Cardiovascular disease is the dominant cause of mortality in myositis patients, accounting for up to 55% of deaths.
A rheumatologist and a cardiologist discussed cardiac involvement in myositis during ACR Convergence 2020. Myositis: Getting to the Heart can be viewed by registered meeting attendees through Wednesday, March 11, 2021.
Louise Pyndt Diederichsen, MD, PhD, a rheumatologist and researcher from the Center for Rheumatology and Spine Diseases at Copenhagen University Hospital, opened the presentation with a discussion of myocarditis, coronary artery disease (CAD), autoantibodies, and the heart in myositis.
Myositis, characterized by inflammation of skeletal muscles leading to muscle weakness, includes the main subgroups polymyositis (PM), dermatomyositis (DM), inclusion body myositis (IBM), and juvenile DM (JDM). Other organs, including the heart, may also be affected by myositis.
“Two main processes are believed to be involved in heart affection in myositis,” Dr. Diederichsen said. “They are accelerated coronary atherosclerosis, which is common, and myocarditis, or inflammation of the myocardium. Subclinical myocarditis might be common, but I think it’s fair to say that severe myocarditis is quite rare.”
There’s a large body of evidence from population-based studies indicating increased risk of atherosclerosis in patients with myositis. Dr. Diederichsen and her colleagues conducted the only study using cardiac CT scan to investigate atherosclerosis in myositis patients. In the cross-sectional study, the researchers used cardiac CT scans to measure coronary artery calcification (CAC) in 76 patients with PM or DM and in 48 healthy controls.
“We found that high CAC score was much more frequent in patients with myositis—20% of them compared to 4% in the healthy controls,” she said.
Atherosclerosis can be visualized by different means—noninvasively by cardiac CT scan and invasively by coronary angiography.
There is less data on the prevalence of myocarditis in myositis patients.

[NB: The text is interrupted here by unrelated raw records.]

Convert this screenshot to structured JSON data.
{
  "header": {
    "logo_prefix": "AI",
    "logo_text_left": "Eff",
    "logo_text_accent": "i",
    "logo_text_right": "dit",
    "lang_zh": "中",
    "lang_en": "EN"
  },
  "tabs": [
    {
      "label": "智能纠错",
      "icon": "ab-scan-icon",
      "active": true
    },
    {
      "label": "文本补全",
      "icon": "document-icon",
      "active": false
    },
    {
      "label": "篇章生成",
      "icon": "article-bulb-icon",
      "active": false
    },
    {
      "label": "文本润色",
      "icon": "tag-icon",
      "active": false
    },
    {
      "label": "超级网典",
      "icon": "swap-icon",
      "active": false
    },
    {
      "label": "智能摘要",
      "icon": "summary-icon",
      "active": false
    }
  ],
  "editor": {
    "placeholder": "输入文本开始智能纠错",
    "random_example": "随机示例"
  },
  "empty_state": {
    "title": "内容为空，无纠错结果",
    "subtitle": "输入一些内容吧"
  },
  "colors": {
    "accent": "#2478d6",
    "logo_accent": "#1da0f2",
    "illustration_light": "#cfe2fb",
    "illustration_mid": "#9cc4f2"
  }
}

But in some biopsy studies, up to 30% of myositis patients had myocarditis, Dr. Diederichsen noted.
Myocarditis can be diagnosed by endomyocardial biopsy, which is the gold standard. It can also be visualized by imaging methods like cardiac MRI, which is commonly used in clinical practice. However, conventional cardiac MRI can miss subclinical cardiac disease. Newer cardiac MRI techniques like T1 mapping, T2 mapping, and extracellular volume have been used to identify subclinical disease.
Whenever clinical overt cardiac involvement is detected, myositis patients should be referred to a cardiologist, Dr. Diederichsen said.
Sammy Zakaria, MD, MPH, associate professor of medicine at Johns Hopkins University School of Medicine, described the cardiologist’s general approach for evaluating heart involvement in patients with inflammatory myopathies such as myositis.
The first step is taking a patient history designed to answer two questions: Does the patient have associated myocarditis or myopericarditis? And does the patient have clinical evidence of heart failure or arrhythmias? A detailed history will also look for unexplained dyspnea, palpitations or syncope, and chest pain.
After completing a patient history and physical examination, cardiologists have a battery of laboratory studies, tests, and imaging modalities to choose from. The two most useful lab tests measure troponin levels and brain natriuretic peptide (BNP), Dr. Zakaria said.
“In addition to bloodwork, every cardiologist is going to order an ECG [electrocardiogram]. This is an extremely sensitive test because 85% of patients with myositis who have associated myocarditis have some type of abnormality on an ECG,” he said.
The next step is performing imaging studies to determine the extent and severity of myocardial involvement. The two most useful tests are echocardiography and cardiac MRI, Dr. Zakaria said.
But the gold standard for determining if a patient has myocardial involvement is endomyocardial biopsy. It’s an invasive procedure, however, with a .8% risk of major adverse events, and not appropriate for all patients, he said.
“Management of patients with myositis and suspected myocardial involvement depends on close communication and collaboration with the referring rheumatologist,” said Dr. Zakaria, stressing the importance of multidisciplinary management at baseline and patient follow-up including a cardiologist. “The cardiologist will focus on therapies that are proven to increase cardiac function, such as beta blockers, ARBs (angiotensin II receptor blockers), and other medications.”